Exercise description:
Among the records below, find each line that includes the string "icon" and copy it.

*** Records supplied Section Begins ***

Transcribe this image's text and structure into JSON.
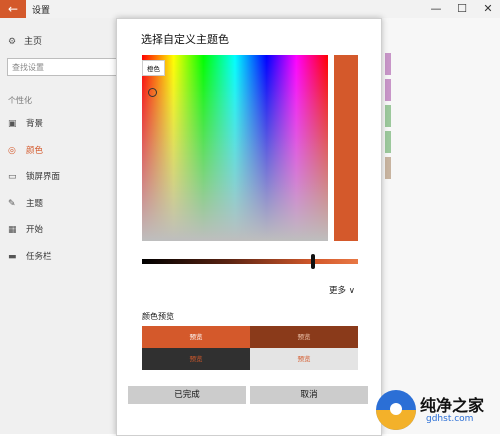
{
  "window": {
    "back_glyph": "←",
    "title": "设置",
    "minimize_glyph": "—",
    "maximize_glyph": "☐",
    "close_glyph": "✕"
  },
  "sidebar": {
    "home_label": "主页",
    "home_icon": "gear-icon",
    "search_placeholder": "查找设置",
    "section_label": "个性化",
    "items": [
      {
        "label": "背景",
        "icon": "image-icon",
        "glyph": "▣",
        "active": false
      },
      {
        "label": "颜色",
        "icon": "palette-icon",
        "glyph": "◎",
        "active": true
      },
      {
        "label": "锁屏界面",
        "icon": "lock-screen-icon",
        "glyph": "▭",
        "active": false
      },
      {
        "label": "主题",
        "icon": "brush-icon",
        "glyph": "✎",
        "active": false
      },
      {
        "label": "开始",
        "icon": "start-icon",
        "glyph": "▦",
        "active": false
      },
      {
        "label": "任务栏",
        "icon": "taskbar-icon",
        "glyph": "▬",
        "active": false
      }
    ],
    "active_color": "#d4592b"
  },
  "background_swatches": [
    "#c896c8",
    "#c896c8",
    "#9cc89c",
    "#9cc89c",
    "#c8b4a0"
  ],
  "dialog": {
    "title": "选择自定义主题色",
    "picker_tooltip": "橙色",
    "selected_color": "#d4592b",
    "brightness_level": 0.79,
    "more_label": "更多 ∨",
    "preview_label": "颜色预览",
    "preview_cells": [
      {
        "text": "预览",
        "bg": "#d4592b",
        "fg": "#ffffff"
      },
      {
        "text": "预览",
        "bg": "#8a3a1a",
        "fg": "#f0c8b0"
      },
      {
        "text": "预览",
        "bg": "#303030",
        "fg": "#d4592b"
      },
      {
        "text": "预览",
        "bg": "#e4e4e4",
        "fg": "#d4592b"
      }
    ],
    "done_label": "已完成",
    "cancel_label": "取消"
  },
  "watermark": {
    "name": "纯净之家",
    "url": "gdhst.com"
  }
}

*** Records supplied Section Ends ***
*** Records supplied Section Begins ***

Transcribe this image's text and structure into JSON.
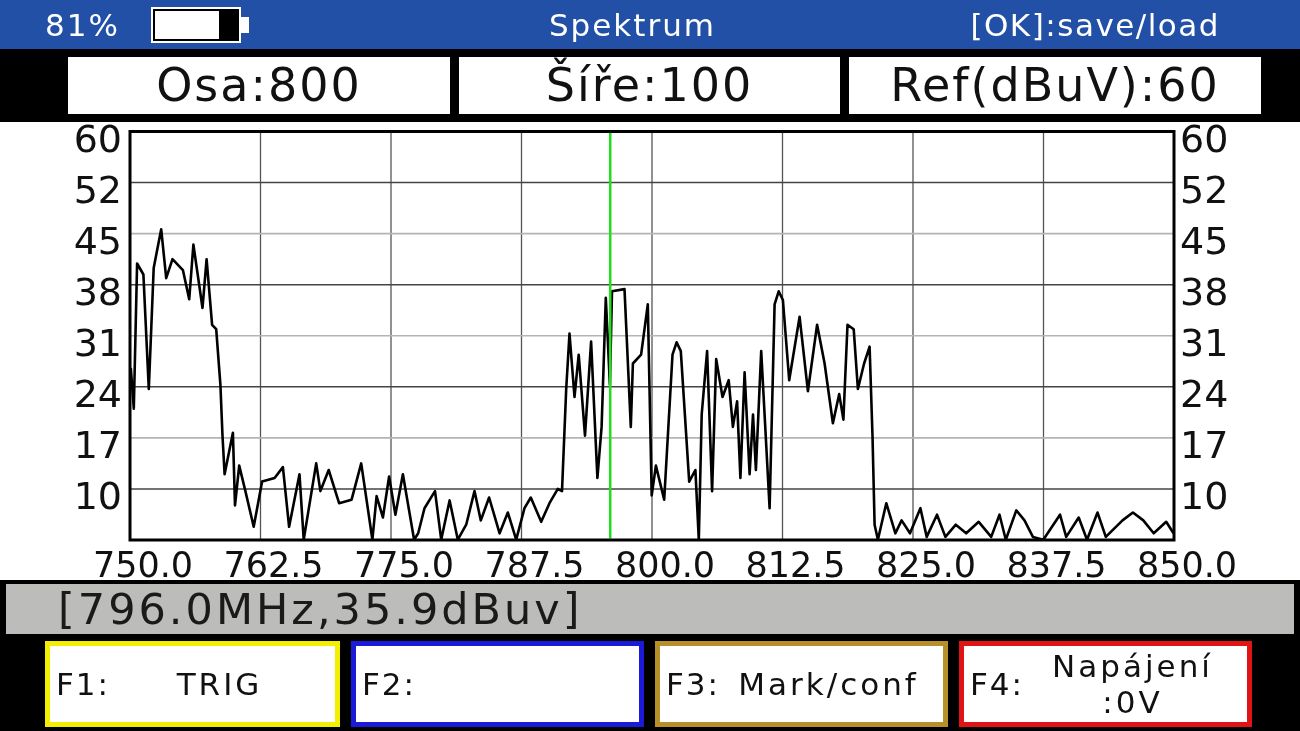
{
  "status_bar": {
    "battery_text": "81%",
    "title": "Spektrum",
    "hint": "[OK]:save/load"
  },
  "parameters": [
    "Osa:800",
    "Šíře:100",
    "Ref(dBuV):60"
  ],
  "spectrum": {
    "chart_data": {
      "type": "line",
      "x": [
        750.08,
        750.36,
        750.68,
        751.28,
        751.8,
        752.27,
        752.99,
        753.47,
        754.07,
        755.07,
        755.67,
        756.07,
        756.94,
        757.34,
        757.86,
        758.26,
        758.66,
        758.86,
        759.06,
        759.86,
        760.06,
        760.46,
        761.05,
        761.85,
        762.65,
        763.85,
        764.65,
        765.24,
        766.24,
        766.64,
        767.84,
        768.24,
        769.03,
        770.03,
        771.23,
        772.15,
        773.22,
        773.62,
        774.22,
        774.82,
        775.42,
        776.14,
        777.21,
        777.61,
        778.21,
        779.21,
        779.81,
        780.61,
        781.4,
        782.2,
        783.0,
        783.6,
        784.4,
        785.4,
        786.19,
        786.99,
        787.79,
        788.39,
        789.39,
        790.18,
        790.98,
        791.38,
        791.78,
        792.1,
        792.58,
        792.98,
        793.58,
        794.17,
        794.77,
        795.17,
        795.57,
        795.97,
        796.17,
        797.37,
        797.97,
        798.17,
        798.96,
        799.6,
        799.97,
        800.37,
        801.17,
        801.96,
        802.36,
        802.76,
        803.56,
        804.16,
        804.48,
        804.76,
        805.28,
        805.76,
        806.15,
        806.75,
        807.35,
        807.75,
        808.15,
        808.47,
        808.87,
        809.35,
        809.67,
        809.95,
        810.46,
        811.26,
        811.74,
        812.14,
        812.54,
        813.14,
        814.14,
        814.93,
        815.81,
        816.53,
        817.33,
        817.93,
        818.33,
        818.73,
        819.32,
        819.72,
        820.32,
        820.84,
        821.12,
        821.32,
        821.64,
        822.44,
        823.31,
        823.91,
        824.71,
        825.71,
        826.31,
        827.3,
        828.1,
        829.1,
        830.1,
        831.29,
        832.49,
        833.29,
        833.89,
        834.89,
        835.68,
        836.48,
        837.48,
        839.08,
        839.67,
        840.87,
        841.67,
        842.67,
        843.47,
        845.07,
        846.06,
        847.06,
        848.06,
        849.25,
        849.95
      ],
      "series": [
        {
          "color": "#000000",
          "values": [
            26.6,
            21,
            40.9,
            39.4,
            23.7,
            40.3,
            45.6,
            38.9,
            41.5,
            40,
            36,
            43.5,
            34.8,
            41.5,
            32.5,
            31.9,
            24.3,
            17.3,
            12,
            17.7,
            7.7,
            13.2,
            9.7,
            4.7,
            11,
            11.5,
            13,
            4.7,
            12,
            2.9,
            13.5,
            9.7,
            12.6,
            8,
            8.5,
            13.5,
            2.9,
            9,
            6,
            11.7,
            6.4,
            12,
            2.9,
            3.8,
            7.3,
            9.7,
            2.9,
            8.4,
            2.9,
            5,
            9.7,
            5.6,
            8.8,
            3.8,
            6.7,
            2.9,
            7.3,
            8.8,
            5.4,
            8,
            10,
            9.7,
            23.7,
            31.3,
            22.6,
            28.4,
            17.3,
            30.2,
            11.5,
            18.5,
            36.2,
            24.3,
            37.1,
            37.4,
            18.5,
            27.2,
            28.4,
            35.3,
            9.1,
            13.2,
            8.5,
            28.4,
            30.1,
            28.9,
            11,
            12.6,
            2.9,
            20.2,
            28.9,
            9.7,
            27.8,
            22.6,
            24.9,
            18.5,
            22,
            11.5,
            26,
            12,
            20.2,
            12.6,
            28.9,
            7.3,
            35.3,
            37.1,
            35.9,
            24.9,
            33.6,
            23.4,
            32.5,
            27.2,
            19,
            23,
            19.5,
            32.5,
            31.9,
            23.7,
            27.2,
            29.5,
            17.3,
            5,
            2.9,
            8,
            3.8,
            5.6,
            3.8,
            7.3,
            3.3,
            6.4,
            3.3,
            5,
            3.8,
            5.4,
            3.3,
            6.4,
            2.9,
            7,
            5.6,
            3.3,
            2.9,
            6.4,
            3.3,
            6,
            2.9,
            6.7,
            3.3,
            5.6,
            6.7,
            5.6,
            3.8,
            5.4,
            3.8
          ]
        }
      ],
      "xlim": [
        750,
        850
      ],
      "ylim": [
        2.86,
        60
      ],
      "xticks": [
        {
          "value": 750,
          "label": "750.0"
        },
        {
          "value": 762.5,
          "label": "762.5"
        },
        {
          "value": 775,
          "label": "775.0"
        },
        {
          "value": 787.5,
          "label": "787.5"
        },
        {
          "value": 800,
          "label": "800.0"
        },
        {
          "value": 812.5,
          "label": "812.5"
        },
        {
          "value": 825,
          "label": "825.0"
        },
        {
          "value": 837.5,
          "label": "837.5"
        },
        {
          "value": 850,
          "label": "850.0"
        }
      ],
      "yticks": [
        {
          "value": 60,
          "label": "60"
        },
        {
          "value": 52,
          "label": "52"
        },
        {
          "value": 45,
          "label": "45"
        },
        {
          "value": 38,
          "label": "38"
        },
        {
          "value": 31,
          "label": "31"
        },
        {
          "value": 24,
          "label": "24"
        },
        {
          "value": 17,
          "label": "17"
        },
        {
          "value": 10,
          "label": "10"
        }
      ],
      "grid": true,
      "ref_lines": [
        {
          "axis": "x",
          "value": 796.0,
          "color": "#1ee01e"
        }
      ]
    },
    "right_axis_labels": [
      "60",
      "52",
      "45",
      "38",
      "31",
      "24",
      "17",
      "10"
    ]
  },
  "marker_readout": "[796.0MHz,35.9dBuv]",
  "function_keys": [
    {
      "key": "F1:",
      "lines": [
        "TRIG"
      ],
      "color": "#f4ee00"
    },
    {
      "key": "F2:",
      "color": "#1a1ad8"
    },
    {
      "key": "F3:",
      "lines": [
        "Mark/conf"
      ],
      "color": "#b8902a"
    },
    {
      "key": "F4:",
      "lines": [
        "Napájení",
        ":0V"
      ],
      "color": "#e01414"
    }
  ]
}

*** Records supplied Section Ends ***

Task solution:
    "home_icon": "gear-icon",
        "icon": "image-icon",
        "icon": "palette-icon",
        "icon": "lock-screen-icon",
        "icon": "brush-icon",
        "icon": "start-icon",
        "icon": "taskbar-icon",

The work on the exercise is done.